The need for diversity and fresh faces is what drove Adeyemi to start NTS in the first place. "I felt that musically, radio was really repetitive; there wasn't anything really new happening. Everything was so, if you aren't a part of this group you don't know," he told Dummy back in 2012. Today, NTS remains committed to a sense of openness and community; many of its shows are hosted by music-obsessed heads who aren't necessarily the biggest names in the game. It's also served as springboard for new talent—four years after her NTS debut, for example, DJ Moxie cinched a residency at BBC Radio 1.
But NTS' legacy—what it will be remembered for in the years to come—is the way is revolutionized the landscape of contemporary radio, harnessing the limitless freedom of the internet to liberate the medium from commercial obligations. "Definitely in the last three years, there has been a major change in approach: internet radio stations have gone from being just a stream of playlisted tracks to an actual studio with a live host and live interaction," Adeyemi says. This paradigm shift, he continues, was caused by stations like NTS using the internet to "completely flip the script on what radio should be."
"We can take more risks with our programming," he explains. "We can offer an alternative that isn't just commercially-driven, which is unfortunately what you get with most traditional FM broadcasts."
Adeyemi has said in several interviews that his inspiration for NTS' fiercely independent, and culturally omnivorous model came from college radio. This spirit is now shared by internet stations like Rinse FM and Radar in London, BCR in Berlin, and No Wave, Newtown, and The Lot Radio in New York. "The fact that huge companies like Apple (Beats 1) and Red Bull (RBMA radio) are starting up their own live stream/internet stations also help legitimize what we do," he adds.
As the night came to an end, I walked through the club one last time, noticing McDonald with his arms wrapped around friends at the bar, Eclair Fifi slouched against a wall next to one of the DJ booths, and LaBeija dancing with his headphones in hand. At least for one night, this motley family reunion summed up how NTS has become the star child of online radio: by giving so many disparate corners of the music world a chance to connect on a thriving community platform.
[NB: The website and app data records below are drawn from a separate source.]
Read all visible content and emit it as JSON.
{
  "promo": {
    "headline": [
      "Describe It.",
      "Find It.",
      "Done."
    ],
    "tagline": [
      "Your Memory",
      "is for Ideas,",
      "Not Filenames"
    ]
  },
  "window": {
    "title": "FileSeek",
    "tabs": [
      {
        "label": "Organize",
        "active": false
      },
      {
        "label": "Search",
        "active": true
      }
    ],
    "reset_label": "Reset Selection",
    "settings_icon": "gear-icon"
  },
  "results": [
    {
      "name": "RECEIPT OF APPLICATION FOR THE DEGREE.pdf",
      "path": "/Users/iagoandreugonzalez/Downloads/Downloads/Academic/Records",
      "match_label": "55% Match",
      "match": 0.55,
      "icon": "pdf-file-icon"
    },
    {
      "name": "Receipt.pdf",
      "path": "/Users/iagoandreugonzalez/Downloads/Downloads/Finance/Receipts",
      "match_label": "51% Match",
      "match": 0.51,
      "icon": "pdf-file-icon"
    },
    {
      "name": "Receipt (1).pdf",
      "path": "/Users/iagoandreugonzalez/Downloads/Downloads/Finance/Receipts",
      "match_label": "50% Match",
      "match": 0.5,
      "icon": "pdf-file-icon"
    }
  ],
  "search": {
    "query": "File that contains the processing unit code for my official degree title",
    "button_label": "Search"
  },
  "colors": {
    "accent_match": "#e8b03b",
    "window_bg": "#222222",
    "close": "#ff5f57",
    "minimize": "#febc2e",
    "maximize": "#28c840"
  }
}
Perhaps Szatan summed it up best when he joked, "You know that old adage about never being more than six feet from a rat in London? Well it's like that, but with NTS DJs."
Michelle Lhooq is the Features Editor at THUMP. Follow her on Twitter